I have discovered some sort of trick that would ensure me at least a 50-50 chance of me getting tipped: Put on a 'Pity poor lil' me' face and apologize humbly for any mistakes done during the course of the tour and always say "This is my first/second/third time leading this tour" or "I'm technically still in training" and this will immediately ensure a surprised and/or impressed look on them and they would be happy to fork out as much money as they can to reward you for your good work.
Warning: Only applicable for truly first-timers in tour-guiding. Once you're already a seasoned tour guide, you gotta figure out other ways to make them spend lavishly on you.


The only downside is that the hours are slightly irregular and you are often on-call, but then again, if the upside is that you get to meet different kinds of new people everyday and get side money in the process, who can complain?
Tuesday, September 2, 2008 | By: BlackGargie

Welcome to Brunei-The Official Tour

Well, now that I have been training for a week as a tour guide, I was officially a tour guide as of today. I met the big boss and was told that I will be doing the WOB, which is the basic among the basics of tours before I move up to the higher level of tour guides. Geez, I feel like as if I have to complete a game level before moving on or something. LOL!

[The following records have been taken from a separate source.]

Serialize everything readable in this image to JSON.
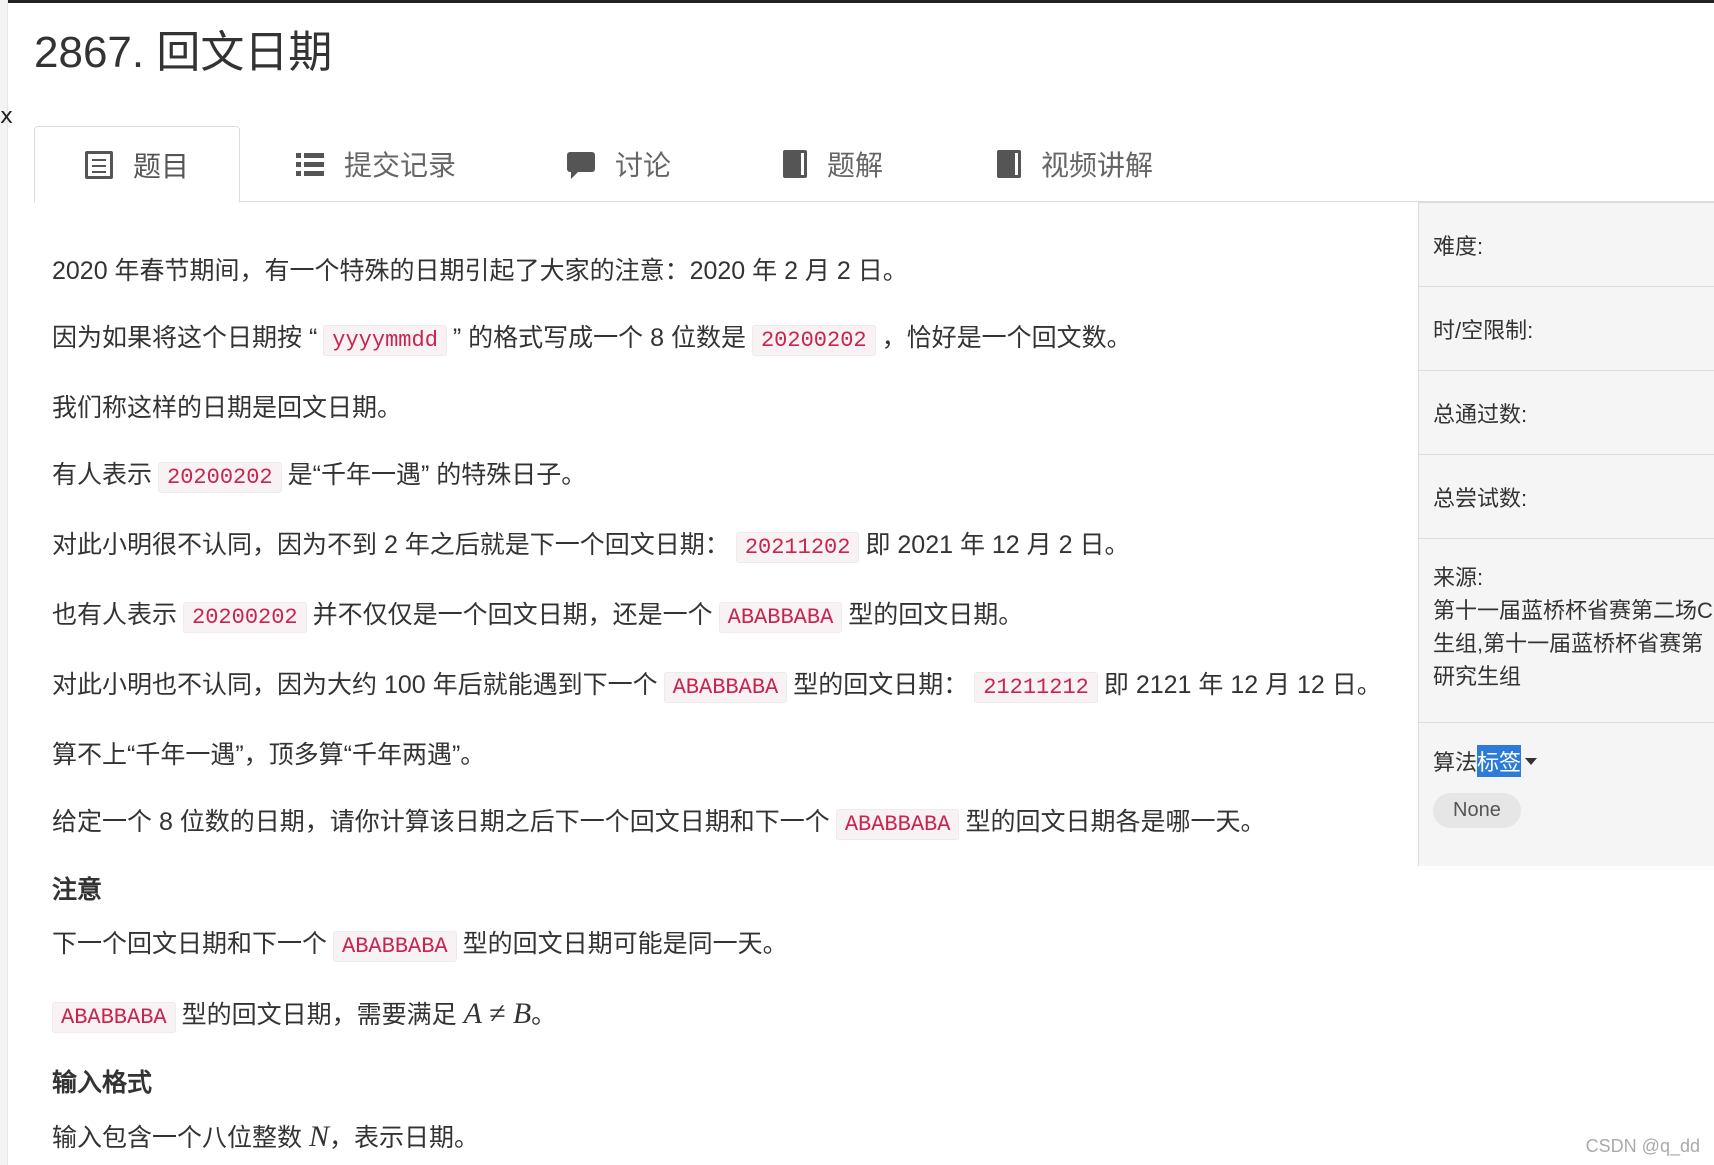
{
  "title": "2867. 回文日期",
  "stray_char": "x",
  "tabs": [
    {
      "label": "题目",
      "icon": "list-box-icon"
    },
    {
      "label": "提交记录",
      "icon": "list-icon"
    },
    {
      "label": "讨论",
      "icon": "comment-icon"
    },
    {
      "label": "题解",
      "icon": "book-icon"
    },
    {
      "label": "视频讲解",
      "icon": "book-icon"
    }
  ],
  "problem": {
    "p1": {
      "a": "2020 年春节期间，有一个特殊的日期引起了大家的注意：2020 年 2 月 2 日。"
    },
    "p2": {
      "a": "因为如果将这个日期按 “",
      "code1": "yyyymmdd",
      "b": "” 的格式写成一个 8 位数是",
      "code2": "20200202",
      "c": "，恰好是一个回文数。"
    },
    "p3": {
      "a": "我们称这样的日期是回文日期。"
    },
    "p4": {
      "a": "有人表示",
      "code1": "20200202",
      "b": "是“千年一遇” 的特殊日子。"
    },
    "p5": {
      "a": "对此小明很不认同，因为不到 2 年之后就是下一个回文日期：",
      "code1": "20211202",
      "b": "即 2021 年 12 月 2 日。"
    },
    "p6": {
      "a": "也有人表示",
      "code1": "20200202",
      "b": "并不仅仅是一个回文日期，还是一个",
      "code2": "ABABBABA",
      "c": "型的回文日期。"
    },
    "p7": {
      "a": "对此小明也不认同，因为大约 100 年后就能遇到下一个",
      "code1": "ABABBABA",
      "b": "型的回文日期：",
      "code2": "21211212",
      "c": "即 2121 年 12 月 12 日。"
    },
    "p8": {
      "a": "算不上“千年一遇”，顶多算“千年两遇”。"
    },
    "p9": {
      "a": "给定一个 8 位数的日期，请你计算该日期之后下一个回文日期和下一个",
      "code1": "ABABBABA",
      "b": "型的回文日期各是哪一天。"
    },
    "note_heading": "注意",
    "n1": {
      "a": "下一个回文日期和下一个",
      "code1": "ABABBABA",
      "b": "型的回文日期可能是同一天。"
    },
    "n2": {
      "code1": "ABABBABA",
      "a": "型的回文日期，需要满足",
      "math": "A ≠ B",
      "b": "。"
    },
    "input_heading": "输入格式",
    "i1": {
      "a": "输入包含一个八位整数",
      "math": "N",
      "b": "，表示日期。"
    }
  },
  "sidebar": {
    "difficulty_label": "难度:",
    "limit_label": "时/空限制:",
    "passed_label": "总通过数:",
    "tried_label": "总尝试数:",
    "source_label": "来源:",
    "source_lines": [
      "第十一届蓝桥杯省赛第二场C",
      "生组,第十一届蓝桥杯省赛第",
      "研究生组"
    ],
    "tags_label_a": "算法",
    "tags_label_b": "标签",
    "tag": "None"
  },
  "watermark": "CSDN @q_dd"
}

Anyway, I had my first batch of tourists today in the 11.30 morning tour. They were a bunch of serious lot who would only listen and not really participate or react to whatever I was saying. Only a few people were actually responsive to what I'm saying and I felt a little like an idiot because it was technically my first time guiding without supervision, with only the driver and another new girl to observe how I work as my only company that's on my side. I kept having this mantra in my head saying that "This is just like a normal class presentation with the 'class' moving and the visual aids are the real deal. Just treat it that way", but all in all, I'm pretty much doing alright, just a little awkward in the beginning.

Now, when I got my second batch for the 1.30 tour, things were a little smooth because it's more or less like a rewinded version of the first tour, and a little more refined because I could include things that I forgot to add in the previous tour. The group was my favourite of the two because these were a lively lot, whereby some of the tourist actually came from my hometown in Sabah! LOL! I got my fellow countrymen here! The rest were, of course, halfway across the globe. They were very responsive and seemed to enjoy whatever I said. In fact, the funny part was everytime I tell them to look left or right to see the buildings I need to introduce, they would immediately whip out their camera to the direction I was pointing.

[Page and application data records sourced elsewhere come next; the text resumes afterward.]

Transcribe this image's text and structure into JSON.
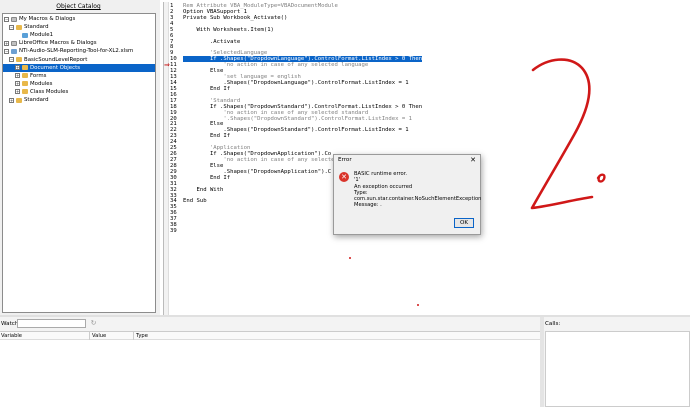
{
  "catalog": {
    "title": "Object Catalog",
    "items": [
      {
        "label": "My Macros & Dialogs",
        "expander": "−",
        "icon": "lib"
      },
      {
        "label": "Standard",
        "expander": "−",
        "icon": "folder"
      },
      {
        "label": "Module1",
        "expander": "",
        "icon": "mod"
      },
      {
        "label": "LibreOffice Macros & Dialogs",
        "expander": "+",
        "icon": "lib"
      },
      {
        "label": "NTi-Audio-SLM-Reporting-Tool-for-XL2.xlsm",
        "expander": "−",
        "icon": "doc"
      },
      {
        "label": "BasicSoundLevelReport",
        "expander": "−",
        "icon": "folder"
      },
      {
        "label": "Document Objects",
        "expander": "+",
        "icon": "folder"
      },
      {
        "label": "Forms",
        "expander": "+",
        "icon": "folder"
      },
      {
        "label": "Modules",
        "expander": "+",
        "icon": "folder"
      },
      {
        "label": "Class Modules",
        "expander": "+",
        "icon": "folder"
      },
      {
        "label": "Standard",
        "expander": "+",
        "icon": "folder"
      }
    ]
  },
  "editor": {
    "line_numbers": [
      "1",
      "2",
      "3",
      "4",
      "5",
      "6",
      "7",
      "8",
      "9",
      "10",
      "11",
      "12",
      "13",
      "14",
      "15",
      "16",
      "17",
      "18",
      "19",
      "20",
      "21",
      "22",
      "23",
      "24",
      "25",
      "26",
      "27",
      "28",
      "29",
      "30",
      "31",
      "32",
      "33",
      "34",
      "35",
      "36",
      "37",
      "38",
      "39"
    ],
    "lines": [
      "Rem Attribute VBA_ModuleType=VBADocumentModule",
      "Option VBASupport 1",
      "Private Sub Workbook_Activate()",
      "",
      "    With Worksheets.Item(1)",
      "",
      "        .Activate",
      "",
      "        'SelectedLanguage",
      "        If .Shapes(\"DropdownLanguage\").ControlFormat.ListIndex > 0 Then",
      "            'no action in case of any selected language",
      "        Else",
      "            'set language = english",
      "            .Shapes(\"DropdownLanguage\").ControlFormat.ListIndex = 1",
      "        End If",
      "",
      "        'Standard",
      "        If .Shapes(\"DropdownStandard\").ControlFormat.ListIndex > 0 Then",
      "            'no action in case of any selected standard",
      "            '.Shapes(\"DropdownStandard\").ControlFormat.ListIndex = 1",
      "        Else",
      "            .Shapes(\"DropdownStandard\").ControlFormat.ListIndex = 1",
      "        End If",
      "",
      "        'Application",
      "        If .Shapes(\"DropdownApplication\").Co",
      "            'no action in case of any selecte",
      "        Else",
      "            .Shapes(\"DropdownApplication\").C",
      "        End If",
      "",
      "    End With",
      "",
      "End Sub",
      "",
      "",
      "",
      "",
      ""
    ],
    "current_line": "10",
    "breakpoint_glyph": "⇒"
  },
  "dialog": {
    "title": "Error",
    "close_glyph": "✕",
    "error_glyph": "✕",
    "message_lines": [
      "BASIC runtime error.",
      "'1'",
      "An exception occurred",
      "Type: com.sun.star.container.NoSuchElementException",
      "Message: ."
    ],
    "ok_label": "OK"
  },
  "watch": {
    "label": "Watch:",
    "input_value": "",
    "remove_glyph": "↻",
    "columns": [
      "Variable",
      "Value",
      "Type"
    ]
  },
  "calls": {
    "label": "Calls:"
  },
  "annotation_colors": {
    "ink": "#d01818"
  }
}
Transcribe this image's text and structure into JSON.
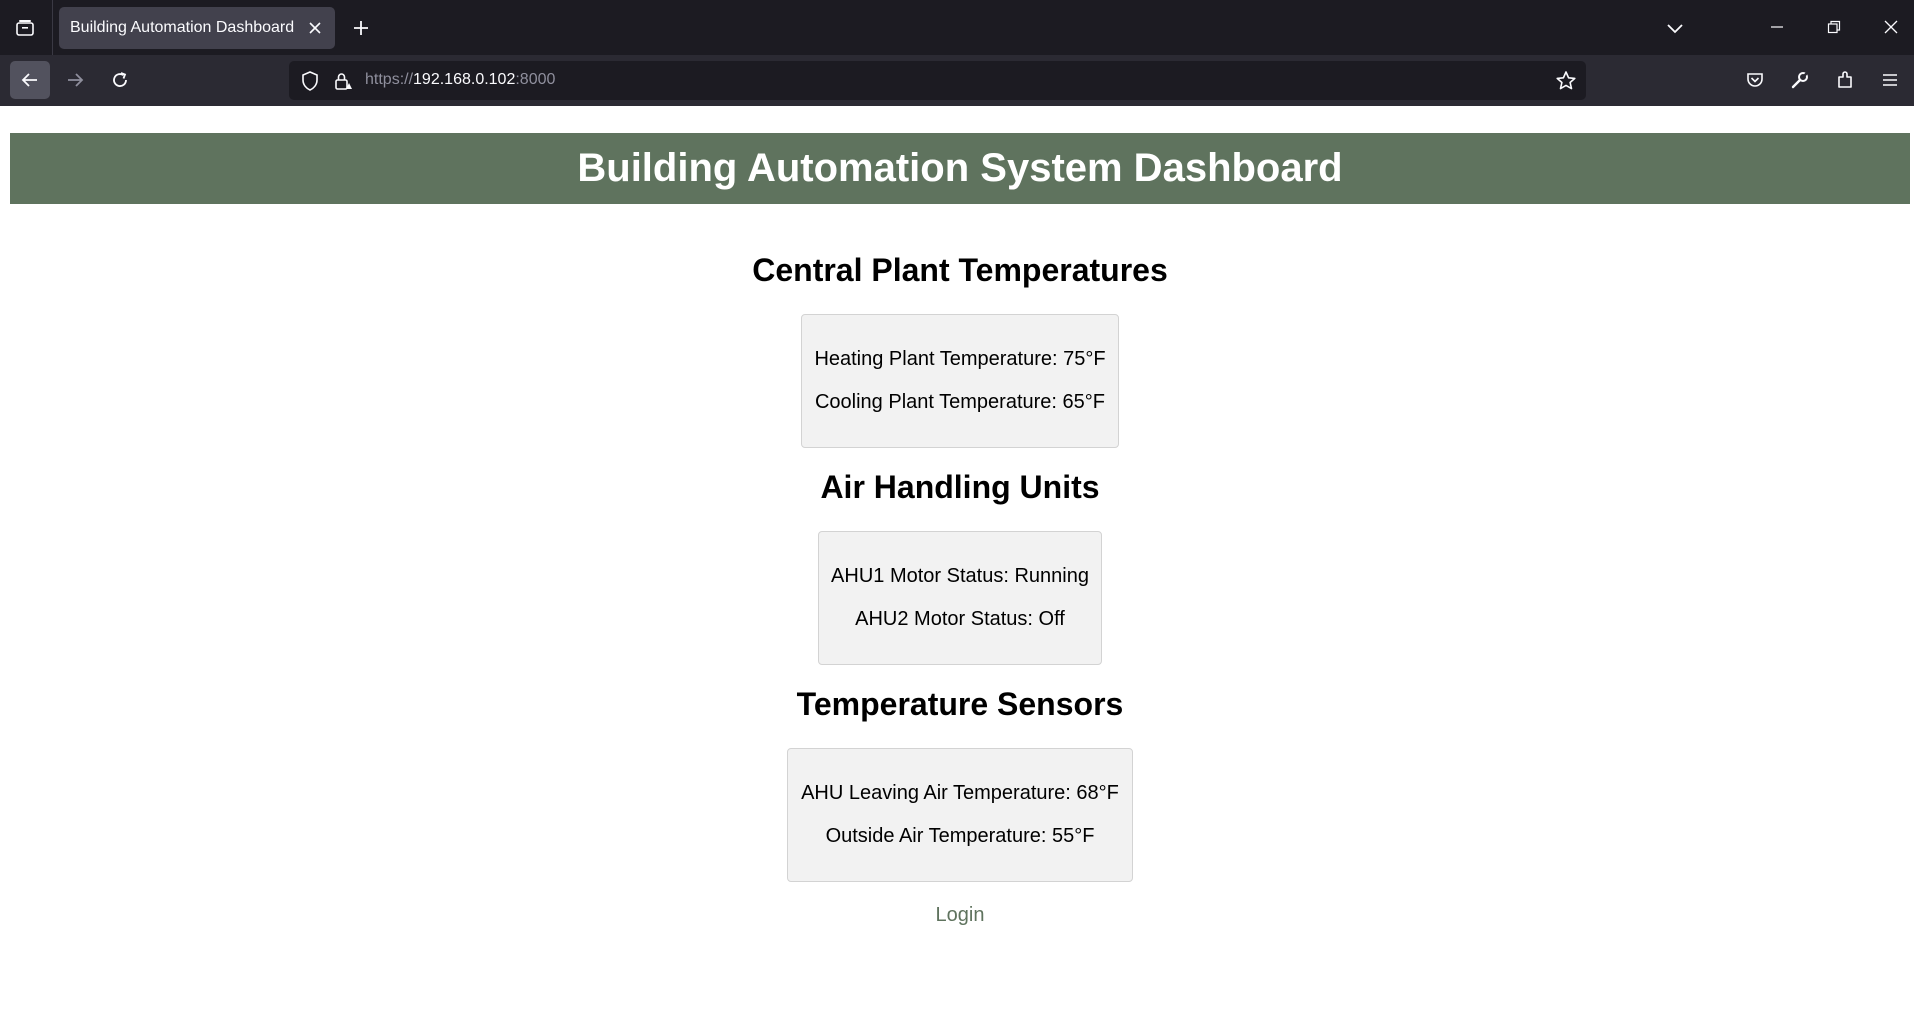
{
  "browser": {
    "tab": {
      "title": "Building Automation Dashboard"
    },
    "url": {
      "scheme": "https://",
      "host": "192.168.0.102",
      "port": ":8000"
    }
  },
  "page": {
    "header_title": "Building Automation System Dashboard",
    "sections": [
      {
        "title": "Central Plant Temperatures",
        "items": [
          "Heating Plant Temperature: 75°F",
          "Cooling Plant Temperature: 65°F"
        ]
      },
      {
        "title": "Air Handling Units",
        "items": [
          "AHU1 Motor Status: Running",
          "AHU2 Motor Status: Off"
        ]
      },
      {
        "title": "Temperature Sensors",
        "items": [
          "AHU Leaving Air Temperature: 68°F",
          "Outside Air Temperature: 55°F"
        ]
      }
    ],
    "login_label": "Login"
  },
  "colors": {
    "header_bg": "#5f735e",
    "card_bg": "#f2f2f2",
    "link": "#5f735e"
  }
}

Since today is the official public holiday and the first day of the fasting month, there are limited areas to go to, so instead of just driving by places, we actually make pit stops at certain areas for 5 to 10 minutes to let them take pictures to lengthen the time of the tour, until we take them to the final pit stop which is one of the local food court. Unfortunately because it was the fasting month, not much food stalls are open, so their final pit stop is limited to shopping for souvenirs, but I have fun talking to both groups and get them to know better while they lounge around.

At the end of the tour, the first group just nodded quietly and got off the bus and left with only a thank you (like I said, they're a solemn group), but the second group were actually impressed that I was a pretty good speaker despite the fact that this was my first day and my first time as a tour guide. I even got a standing ovation! Well, ok, exaggeration. Not standing, but an ovation no less. They got off the bus looking very cheerful and the only male foreigner tourist whom I thought I did not captivate him enough (because he was mostly quiet) was actually the person to tip me! Wohoo~! I got tips again after my day's hard work! Yay! Neways, since the new observing girl took the effort to join the tour even though she was fasting, I decided to split it half for her trouble.

I think I'm really actually cut out for this job. Hopefully I get more nice tourists like the ones I have today. I'm quite looking forward to work tomorrow.